The Chinese equity markets returned on Monday the 3rd of February, 2020 after the extended Lunar New Year holiday break, diving to a 9% low at the open, as the traders played catch up with the mounting Coronavirus concerns in China and across the globe. Businesses in China remain shuttered and travel bans mount, crude oil and shares in Australia and Japan also take a hit after it.
The Stock markets in China have seen the biggest daily fall for five years as traders rushed to sell amid continued fears about the impact on the global economy of the Coronavirus epidemic. The Shanghai Composite index fell to a 9% gapping to lower to reach 2,716.70, the lowest level since mid-Feb 2019. The index is off the multi-month lows, but still down 7.50% around 2,760 levels, at the time of writing surmounted on a wave of negative sentiment that has been built for 10 days during the long market shutdown for the lunar new year. The index was off 9.1% and very close to the maximum permitted fall of 10% after which trading is suspended.
In additional efforts to counter the negative economic impact of the coronavirus outbreak and spread, the People's Bank of China (PBOC) slashed the interest rate on 7-day reverse repos (RR) to 2.4% from previously at 2.5% and on 14-day RRs to 2.55% vs. 2.65% previous. The PBOC also injected CNY900bn via 7-day RRs and 300bn via 14-day RRs. On the fx front, The Chinese yuan tumbled to the weakest in five weeks against the greenback, as USD/CNY skyrockets to 6.9945. The cross rallies 0.85% on a daily basis. The USD/JPY pair extends its rebound above the 108.50 level while S&P 500 futures jump 0.75%. The benchmark US 10-year yields are up 1%, driving the greenback higher across the board. Meanwhile, gold prices are on the back foot below $1590.

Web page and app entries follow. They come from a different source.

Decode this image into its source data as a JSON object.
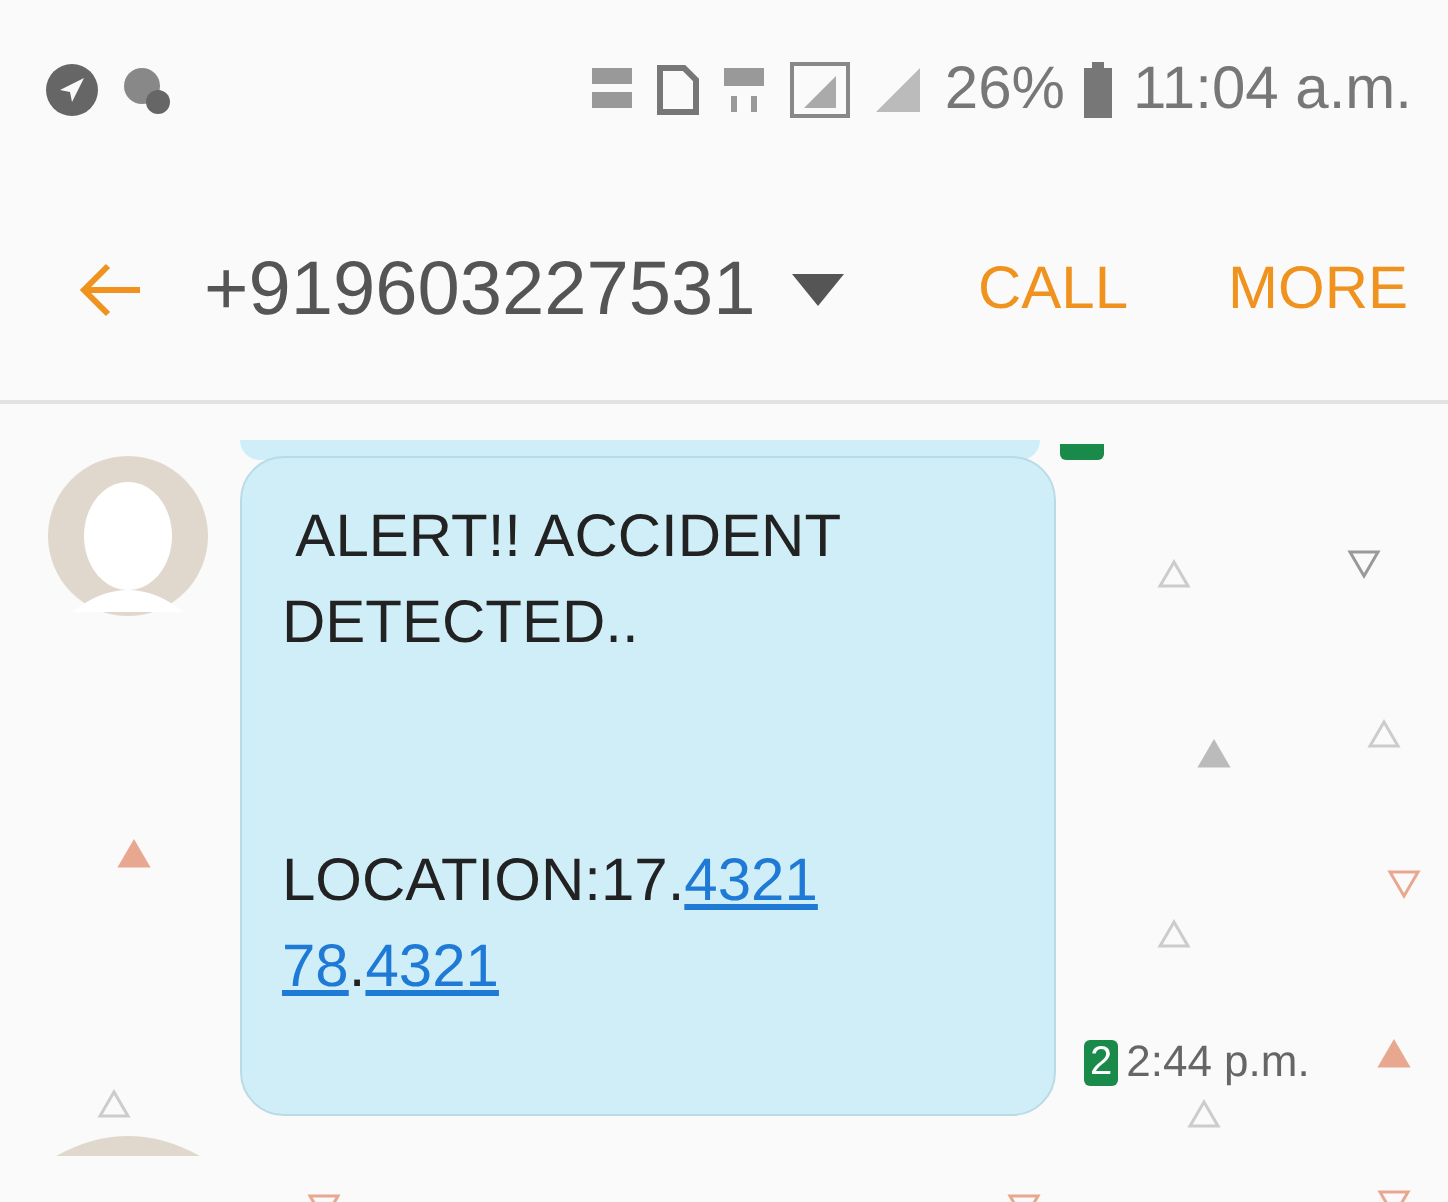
{
  "status_bar": {
    "battery": "26%",
    "time": "11:04 a.m."
  },
  "header": {
    "contact": "+919603227531",
    "actions": [
      "CALL",
      "MORE"
    ]
  },
  "message": {
    "paragraphs": [
      [
        [
          {
            "kind": "text",
            "text": " ALERT!! ACCIDENT"
          }
        ],
        [
          {
            "kind": "text",
            "text": "DETECTED.."
          }
        ]
      ],
      [
        [
          {
            "kind": "text",
            "text": "LOCATION:17."
          },
          {
            "kind": "link",
            "text": "4321"
          }
        ],
        [
          {
            "kind": "link",
            "text": "78"
          },
          {
            "kind": "text",
            "text": "."
          },
          {
            "kind": "link",
            "text": "4321"
          }
        ]
      ]
    ],
    "sim": "2",
    "time": "2:44 p.m."
  }
}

The Chinese authorities have reeled off a series of measures to tackle the market panic. On Sunday, 2nd February, 2020 they announced they flood the financial system with 1.2 trillion yuan (US$170bn) in extra liquidity, a measure designed to buy up securities from investors seeking to sell. On Monday, 3rd February 2020, the People’s Bank of China, the central bank lowered the interest rate it charges banks for short-term funding upon which many banks rely to remain trading.
Capital Economics said that while the move might take some pressure off the banks the rate cut was not enough to offset the drag on economic activity from the coronavirus outbreak and that more rate cuts were therefore on the way.
The contagion has spread to more than 20 countries around the world and led to travel bans on Chinese citizens to the US, Australia, New Zealand and several other nations.
The growing fears about the Chinese economy also prompted the finance ministry to subsidize on interest payments for some companies hit by the coronavirus outbreak, state-run newspaper Guangming Daily said on Monday,
The epidemic has affected the rest of Asia Pacific, with the Australian benchmark with a heavy calling of S&P/ASX200 index closing down 1.34%. The Nikkei in Tokyo finished down 1% although the Hong Kong market was up 0.26%. Hardest hit in Australia was the energy sector, with the index down 3.77% after 15 minutes of trade as the oil price continued to suffer from the prospect of a prolonged slowdown in the world’s second biggest economy. With Australia’s close economic ties to China through its huge exports of iron ore and metallurgical coal, the Aussie dollar slipped to US66.87c, down from 67.19c on Friday. Safe havens of gold and government bonds continued to benefit as investors shied away from risk.
After just minutes of trading on Monday morning, a range of China-traded commodities fell by the maximum allowed in one day. The Australian tourist and education industry is also heavily dependent on China. The travel ban on foreigners entering from China could knock 0.2% off economic growth this quarter according to AMP economist Shane Oliver.
Most global attention was focused on trading in Shanghai and Shenzen and what it reveals about the state of the country’s economy. Many economists are predicting the impact on the Chinese economy will be massive due to the majority of business being on a lockdown and also due to the suspension of overseas airlines.
Goldman Sachs has laid a forecast that the virus could knock Chinese growth down to 5.5% for the year, from 6.1% in 2019, with knockdown effects for the rest of the world economy.
Economists at Citigroup said the steps taken by Chinese authorities were “unlikely” to be enough to prevent a sharp downturn in the first quarter.
“As most employees won’t return to work until 9 February,” they said, “the output losses are likely to be larger than expected, and incoming economic activity data will continue to prompt the authorities to take more actions in order to reduce the adverse impact of the Wuhan coronavirus on the economy.”
Amid the latest coronavirus update, “the number of confirmed cases of the coronavirus worldwide is now 14,557, most of which are in China. This follows last week's emergency warning from the World Health Organization (WHO) ad the data is according to the agency.
Author - Dyuti Pandya